__Provided records__
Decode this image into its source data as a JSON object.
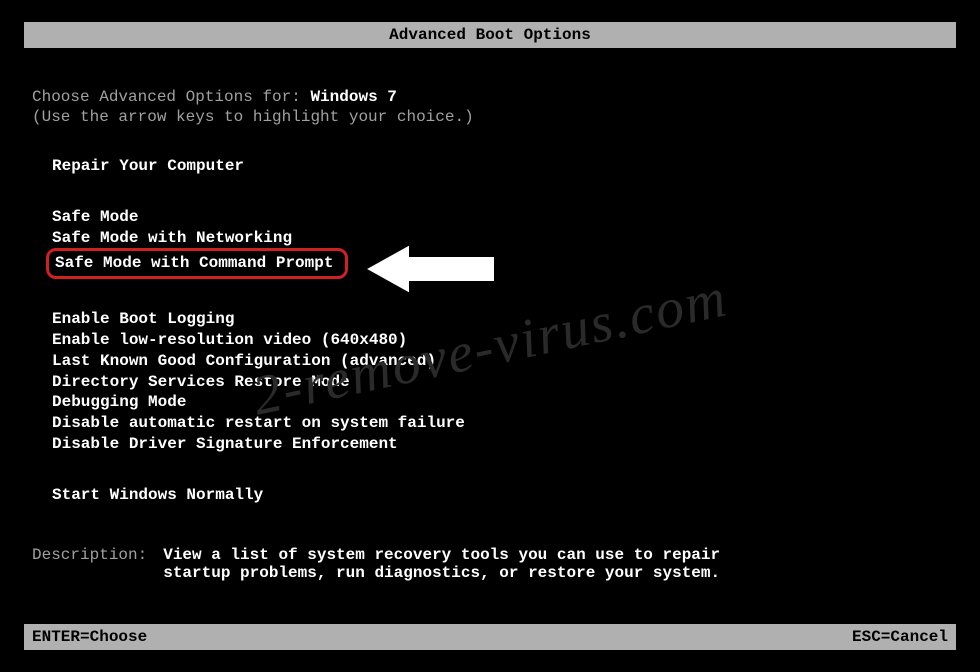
{
  "title": "Advanced Boot Options",
  "choose_prefix": "Choose Advanced Options for: ",
  "os_name": "Windows 7",
  "instruction": "(Use the arrow keys to highlight your choice.)",
  "group1": {
    "item0": "Repair Your Computer"
  },
  "group2": {
    "item0": "Safe Mode",
    "item1": "Safe Mode with Networking",
    "item2": "Safe Mode with Command Prompt"
  },
  "group3": {
    "item0": "Enable Boot Logging",
    "item1": "Enable low-resolution video (640x480)",
    "item2": "Last Known Good Configuration (advanced)",
    "item3": "Directory Services Restore Mode",
    "item4": "Debugging Mode",
    "item5": "Disable automatic restart on system failure",
    "item6": "Disable Driver Signature Enforcement"
  },
  "group4": {
    "item0": "Start Windows Normally"
  },
  "description": {
    "label": "Description:",
    "text": "View a list of system recovery tools you can use to repair startup problems, run diagnostics, or restore your system."
  },
  "footer": {
    "enter": "ENTER=Choose",
    "esc": "ESC=Cancel"
  },
  "watermark": "2-remove-virus.com"
}
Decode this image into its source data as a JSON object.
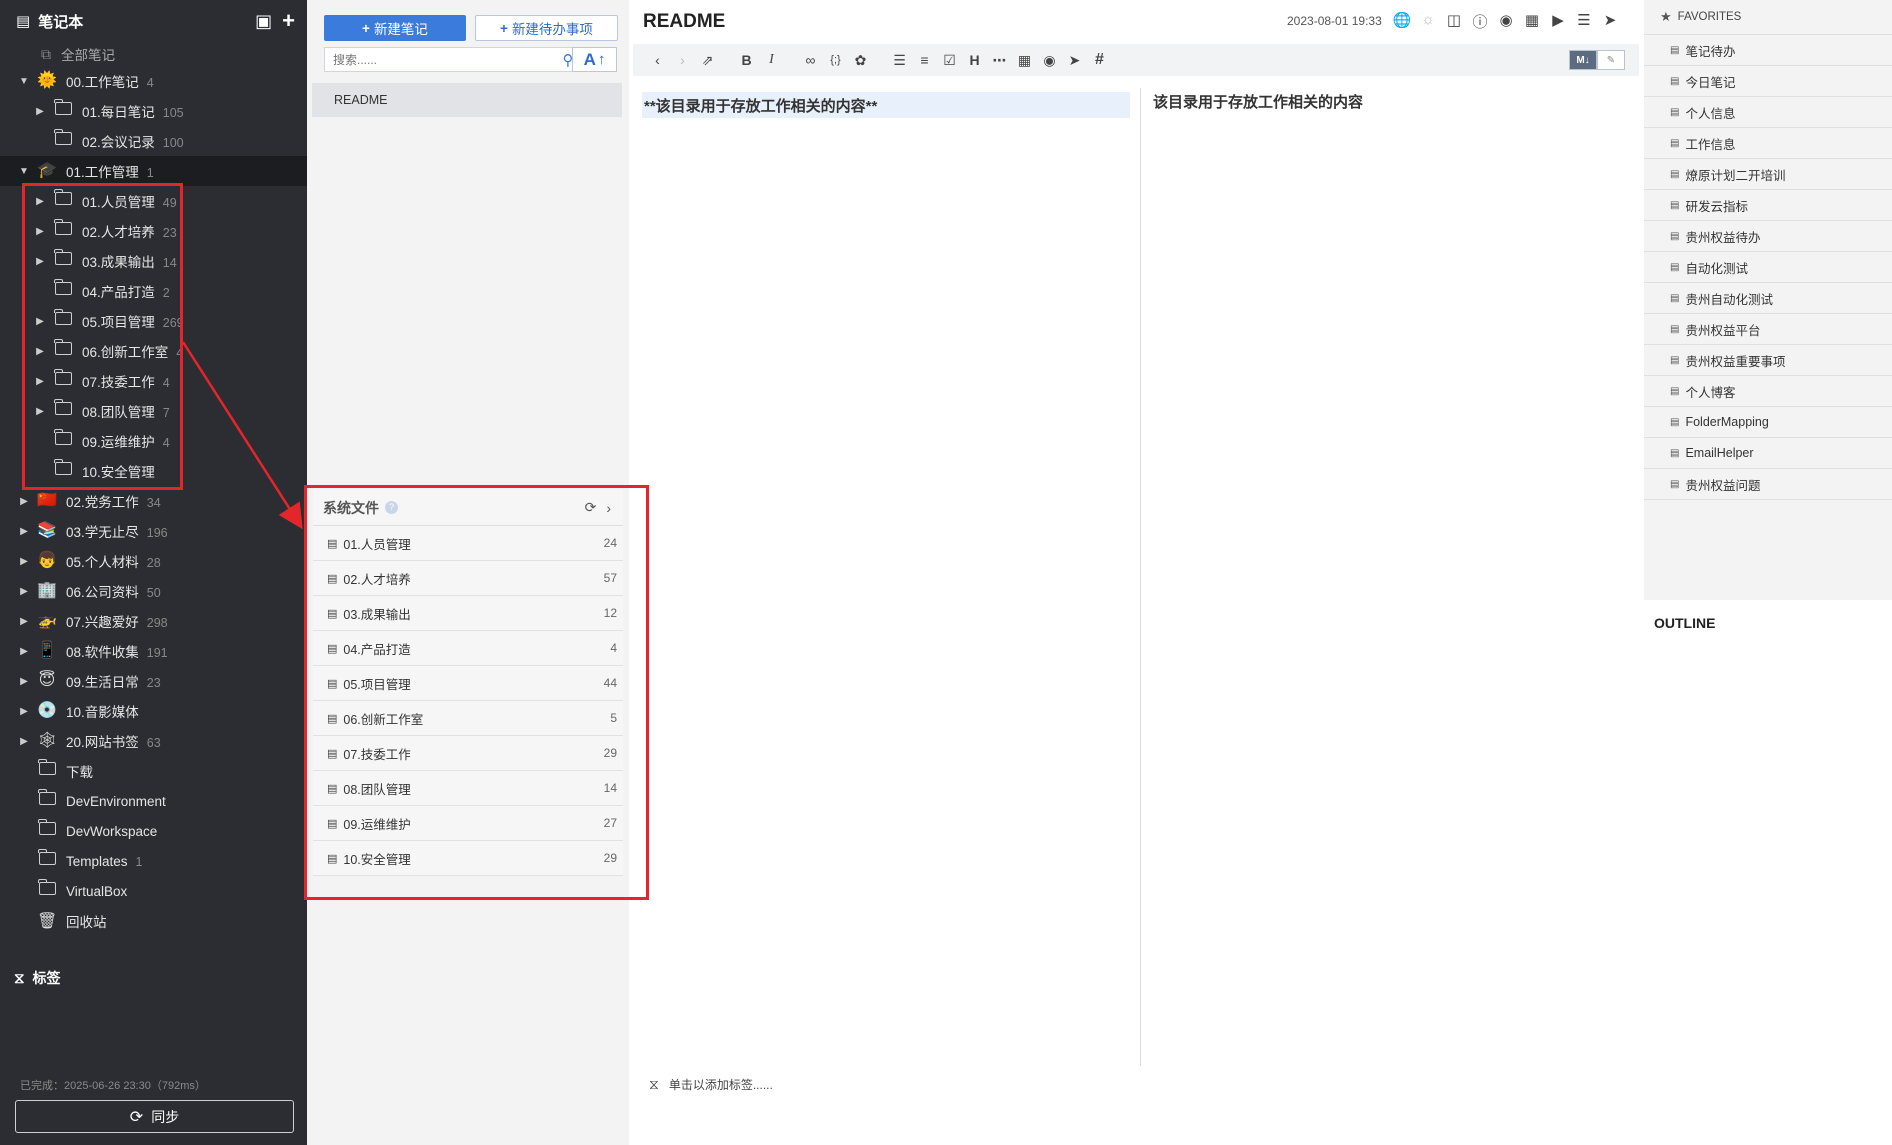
{
  "sidebar": {
    "title": "笔记本",
    "all_notes": "全部笔记",
    "tree": [
      {
        "label": "00.工作笔记",
        "count": "4",
        "icon": "sun-emoji",
        "emoji": "🌞",
        "level": 0,
        "arrow": "down"
      },
      {
        "label": "01.每日笔记",
        "count": "105",
        "icon": "folder",
        "level": 1,
        "arrow": "right"
      },
      {
        "label": "02.会议记录",
        "count": "100",
        "icon": "folder",
        "level": 1,
        "arrow": ""
      },
      {
        "label": "01.工作管理",
        "count": "1",
        "icon": "graduation-cap-emoji",
        "emoji": "🎓",
        "level": 0,
        "arrow": "down",
        "active": true
      },
      {
        "label": "01.人员管理",
        "count": "49",
        "icon": "folder",
        "level": 1,
        "arrow": "right"
      },
      {
        "label": "02.人才培养",
        "count": "23",
        "icon": "folder",
        "level": 1,
        "arrow": "right"
      },
      {
        "label": "03.成果输出",
        "count": "14",
        "icon": "folder",
        "level": 1,
        "arrow": "right"
      },
      {
        "label": "04.产品打造",
        "count": "2",
        "icon": "folder",
        "level": 1,
        "arrow": ""
      },
      {
        "label": "05.项目管理",
        "count": "269",
        "icon": "folder",
        "level": 1,
        "arrow": "right"
      },
      {
        "label": "06.创新工作室",
        "count": "4",
        "icon": "folder",
        "level": 1,
        "arrow": "right"
      },
      {
        "label": "07.技委工作",
        "count": "4",
        "icon": "folder",
        "level": 1,
        "arrow": "right"
      },
      {
        "label": "08.团队管理",
        "count": "7",
        "icon": "folder",
        "level": 1,
        "arrow": "right"
      },
      {
        "label": "09.运维维护",
        "count": "4",
        "icon": "folder",
        "level": 1,
        "arrow": ""
      },
      {
        "label": "10.安全管理",
        "count": "",
        "icon": "folder",
        "level": 1,
        "arrow": ""
      },
      {
        "label": "02.党务工作",
        "count": "34",
        "icon": "china-flag-emoji",
        "emoji": "🇨🇳",
        "level": 0,
        "arrow": "right"
      },
      {
        "label": "03.学无止尽",
        "count": "196",
        "icon": "books-emoji",
        "emoji": "📚",
        "level": 0,
        "arrow": "right"
      },
      {
        "label": "05.个人材料",
        "count": "28",
        "icon": "person-emoji",
        "emoji": "👦",
        "level": 0,
        "arrow": "right"
      },
      {
        "label": "06.公司资料",
        "count": "50",
        "icon": "office-building-emoji",
        "emoji": "🏢",
        "level": 0,
        "arrow": "right"
      },
      {
        "label": "07.兴趣爱好",
        "count": "298",
        "icon": "helicopter-emoji",
        "emoji": "🚁",
        "level": 0,
        "arrow": "right"
      },
      {
        "label": "08.软件收集",
        "count": "191",
        "icon": "mobile-phone-emoji",
        "emoji": "📱",
        "level": 0,
        "arrow": "right"
      },
      {
        "label": "09.生活日常",
        "count": "23",
        "icon": "halo-face-emoji",
        "emoji": "😇",
        "level": 0,
        "arrow": "right"
      },
      {
        "label": "10.音影媒体",
        "count": "",
        "icon": "dvd-emoji",
        "emoji": "💿",
        "level": 0,
        "arrow": "right"
      },
      {
        "label": "20.网站书签",
        "count": "63",
        "icon": "spider-web-emoji",
        "emoji": "🕸",
        "level": 0,
        "arrow": "right"
      },
      {
        "label": "下载",
        "count": "",
        "icon": "folder",
        "level": 0,
        "arrow": ""
      },
      {
        "label": "DevEnvironment",
        "count": "",
        "icon": "folder",
        "level": 0,
        "arrow": ""
      },
      {
        "label": "DevWorkspace",
        "count": "",
        "icon": "folder",
        "level": 0,
        "arrow": ""
      },
      {
        "label": "Templates",
        "count": "1",
        "icon": "folder",
        "level": 0,
        "arrow": ""
      },
      {
        "label": "VirtualBox",
        "count": "",
        "icon": "folder",
        "level": 0,
        "arrow": ""
      },
      {
        "label": "回收站",
        "count": "",
        "icon": "trash",
        "level": 0,
        "arrow": ""
      }
    ],
    "tags_label": "标签",
    "status": "已完成：2025-06-26 23:30（792ms）",
    "sync_label": "同步"
  },
  "middle": {
    "new_note": "新建笔记",
    "new_todo": "新建待办事项",
    "search_placeholder": "搜索......",
    "note_title": "README",
    "sys_panel": {
      "title": "系统文件",
      "items": [
        {
          "label": "01.人员管理",
          "count": "24"
        },
        {
          "label": "02.人才培养",
          "count": "57"
        },
        {
          "label": "03.成果输出",
          "count": "12"
        },
        {
          "label": "04.产品打造",
          "count": "4"
        },
        {
          "label": "05.项目管理",
          "count": "44"
        },
        {
          "label": "06.创新工作室",
          "count": "5"
        },
        {
          "label": "07.技委工作",
          "count": "29"
        },
        {
          "label": "08.团队管理",
          "count": "14"
        },
        {
          "label": "09.运维维护",
          "count": "27"
        },
        {
          "label": "10.安全管理",
          "count": "29"
        }
      ]
    }
  },
  "editor": {
    "title": "README",
    "date": "2023-08-01 19:33",
    "source_text": "**该目录用于存放工作相关的内容**",
    "preview_text": "该目录用于存放工作相关的内容",
    "tag_placeholder": "单击以添加标签......",
    "md_label": "M↓"
  },
  "right": {
    "favorites_label": "FAVORITES",
    "favorites": [
      "笔记待办",
      "今日笔记",
      "个人信息",
      "工作信息",
      "燎原计划二开培训",
      "研发云指标",
      "贵州权益待办",
      "自动化测试",
      "贵州自动化测试",
      "贵州权益平台",
      "贵州权益重要事项",
      "个人博客",
      "FolderMapping",
      "EmailHelper",
      "贵州权益问题"
    ],
    "outline_label": "OUTLINE"
  },
  "colors": {
    "sidebar_bg": "#2b2d33",
    "accent": "#3a7bdc",
    "annotation_red": "#e4262b"
  }
}
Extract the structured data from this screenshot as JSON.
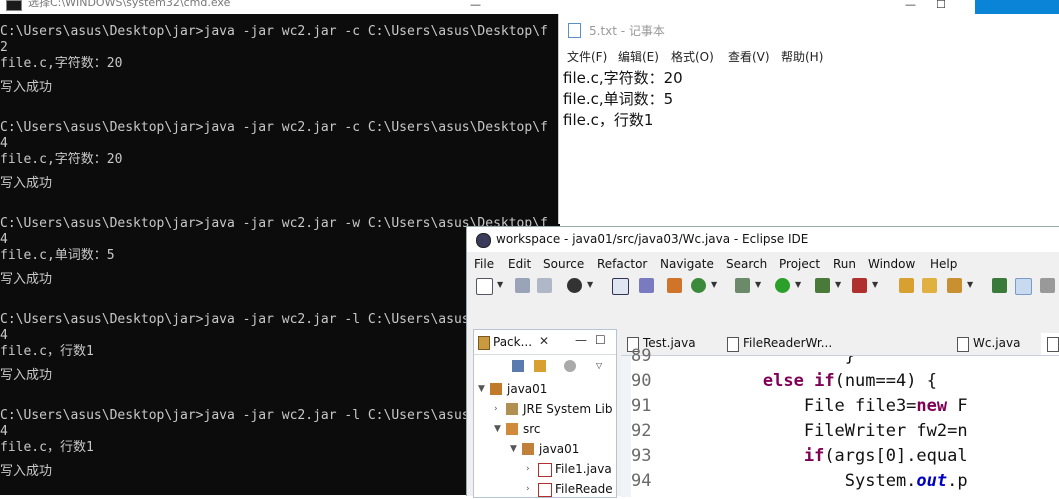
{
  "cmd": {
    "title": "选择C:\\WINDOWS\\system32\\cmd.exe",
    "lines": [
      "C:\\Users\\asus\\Desktop\\jar>java -jar wc2.jar -c C:\\Users\\asus\\Desktop\\f",
      "2",
      "file.c,字符数：20",
      "写入成功",
      "C:\\Users\\asus\\Desktop\\jar>java -jar wc2.jar -c C:\\Users\\asus\\Desktop\\f",
      "4",
      "file.c,字符数：20",
      "写入成功",
      "C:\\Users\\asus\\Desktop\\jar>java -jar wc2.jar -w C:\\Users\\asus\\Desktop\\f",
      "4",
      "file.c,单词数：5",
      "写入成功",
      "C:\\Users\\asus\\Desktop\\jar>java -jar wc2.jar -l C:\\Users\\asus\\Desktop\\f",
      "4",
      "file.c，行数1",
      "写入成功",
      "C:\\Users\\asus\\Desktop\\jar>java -jar wc2.jar -l C:\\Users\\asus\\Desktop\\f",
      "4",
      "file.c，行数1",
      "写入成功"
    ]
  },
  "window_buttons": {
    "minimize": "—",
    "maximize": "☐",
    "close": "✕"
  },
  "notepad": {
    "title": "5.txt - 记事本",
    "menu": [
      "文件(F)",
      "编辑(E)",
      "格式(O)",
      "查看(V)",
      "帮助(H)"
    ],
    "lines": [
      "file.c,字符数：20",
      "file.c,单词数：5",
      "file.c，行数1"
    ]
  },
  "eclipse": {
    "title": "workspace - java01/src/java03/Wc.java - Eclipse IDE",
    "menu": [
      "File",
      "Edit",
      "Source",
      "Refactor",
      "Navigate",
      "Search",
      "Project",
      "Run",
      "Window",
      "Help"
    ],
    "package_explorer": {
      "tab_label": "Pack...",
      "close": "✕",
      "minimize": "—",
      "maximize": "☐",
      "items": [
        {
          "label": "java01"
        },
        {
          "label": "JRE System Lib"
        },
        {
          "label": "src"
        },
        {
          "label": "java01"
        },
        {
          "label": "File1.java"
        },
        {
          "label": "FileReade"
        }
      ]
    },
    "editor_tabs": [
      "Test.java",
      "FileReaderWr...",
      "Wc.java"
    ],
    "line_numbers": [
      "89",
      "90",
      "91",
      "92",
      "93",
      "94"
    ],
    "code": {
      "l89": "                }",
      "l90_kw1": "else",
      "l90_kw2": "if",
      "l90_rest": "(num==4) {",
      "l91_a": "File file3=",
      "l91_kw": "new",
      "l91_b": " F",
      "l92": "FileWriter fw2=n",
      "l93_kw": "if",
      "l93_b": "(args[0].equal",
      "l94_a": "System.",
      "l94_fld": "out",
      "l94_b": ".p"
    }
  }
}
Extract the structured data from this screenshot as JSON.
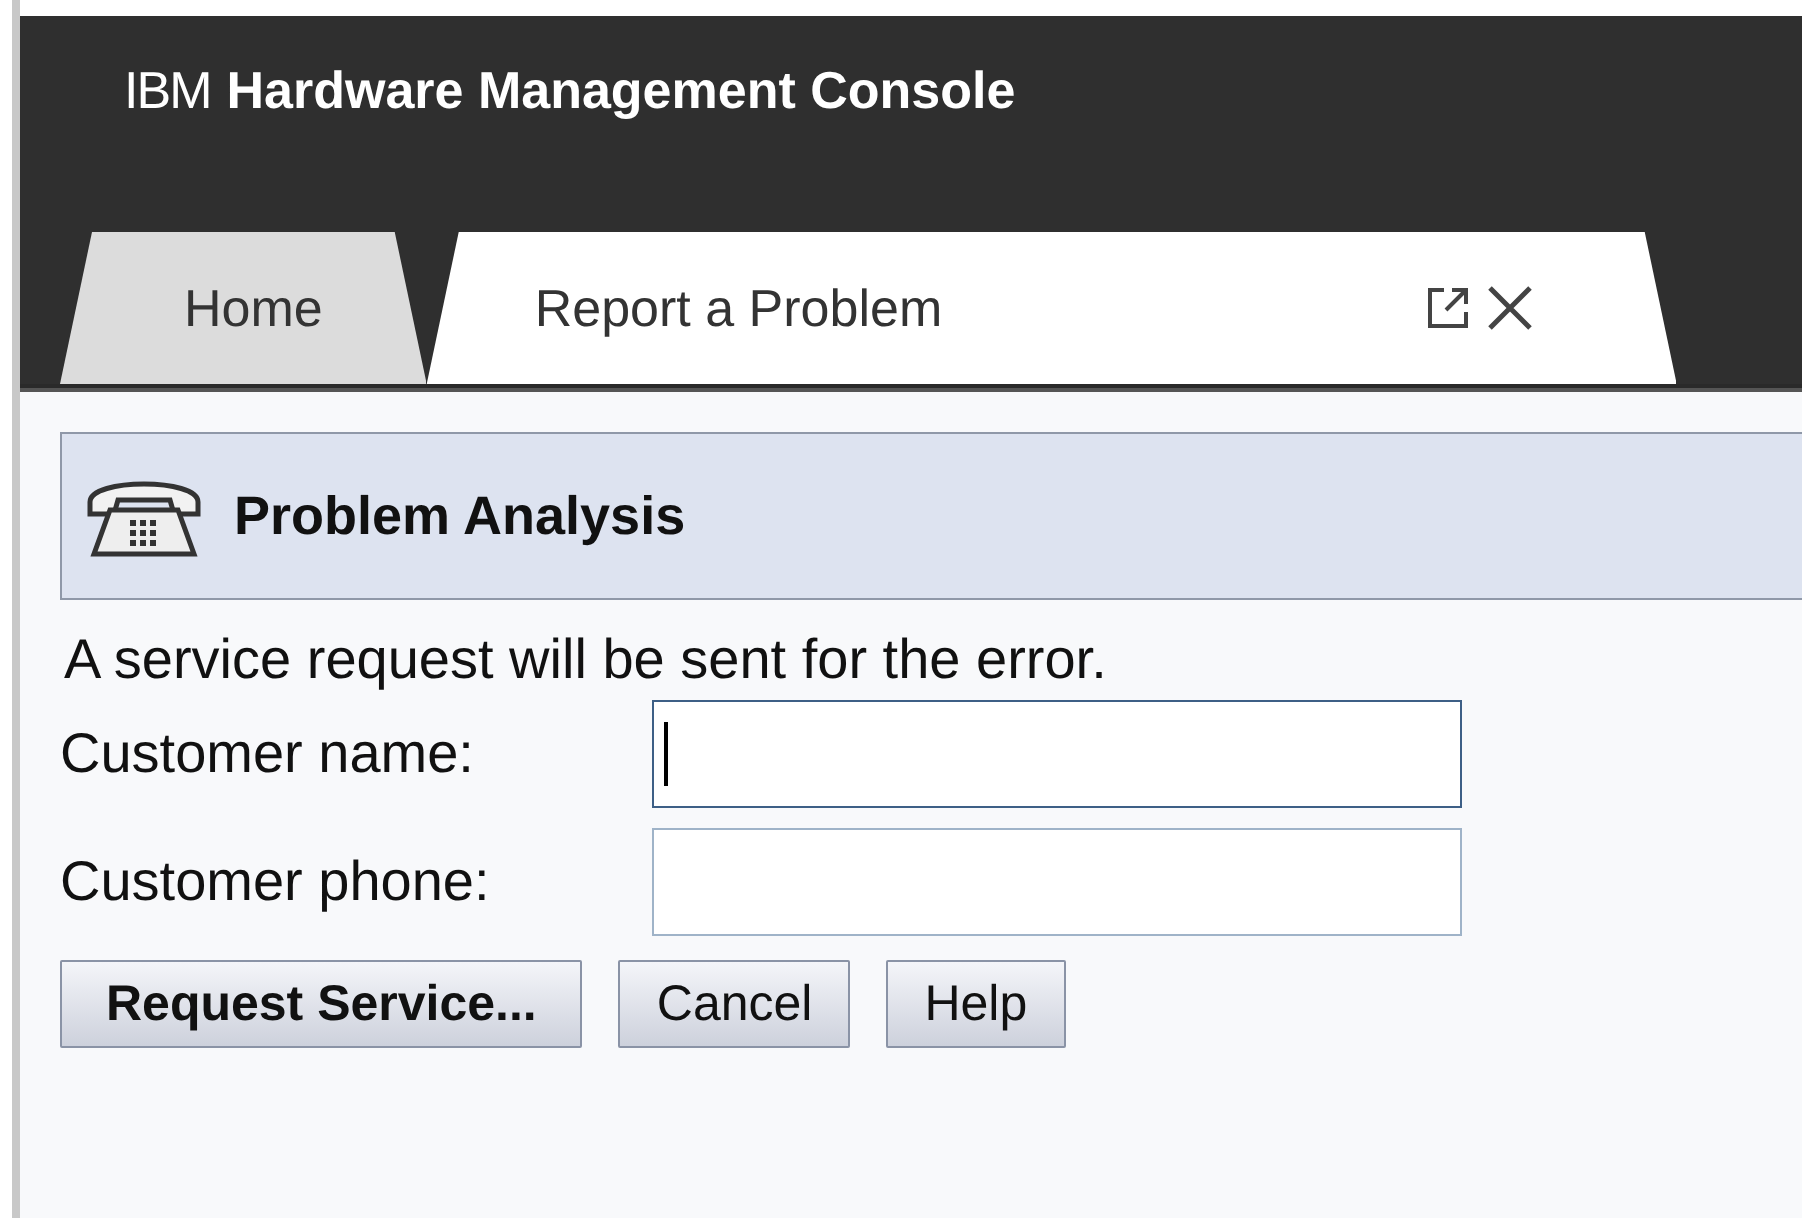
{
  "header": {
    "brand": "IBM",
    "title": "Hardware Management Console"
  },
  "tabs": [
    {
      "label": "Home",
      "selected": false
    },
    {
      "label": "Report a Problem",
      "selected": true
    }
  ],
  "section": {
    "title": "Problem Analysis"
  },
  "message": "A service request will be sent for the error.",
  "fields": [
    {
      "label": "Customer name:",
      "focused": true
    },
    {
      "label": "Customer phone:",
      "focused": false
    }
  ],
  "buttons": [
    {
      "label": "Request Service...",
      "default": true
    },
    {
      "label": "Cancel",
      "default": false
    },
    {
      "label": "Help",
      "default": false
    }
  ]
}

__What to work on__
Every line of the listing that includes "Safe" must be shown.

__Exercise output__
    "item0": "Safe Mode",
    "item1": "Safe Mode with Networking",
    "item2": "Safe Mode with Command Prompt"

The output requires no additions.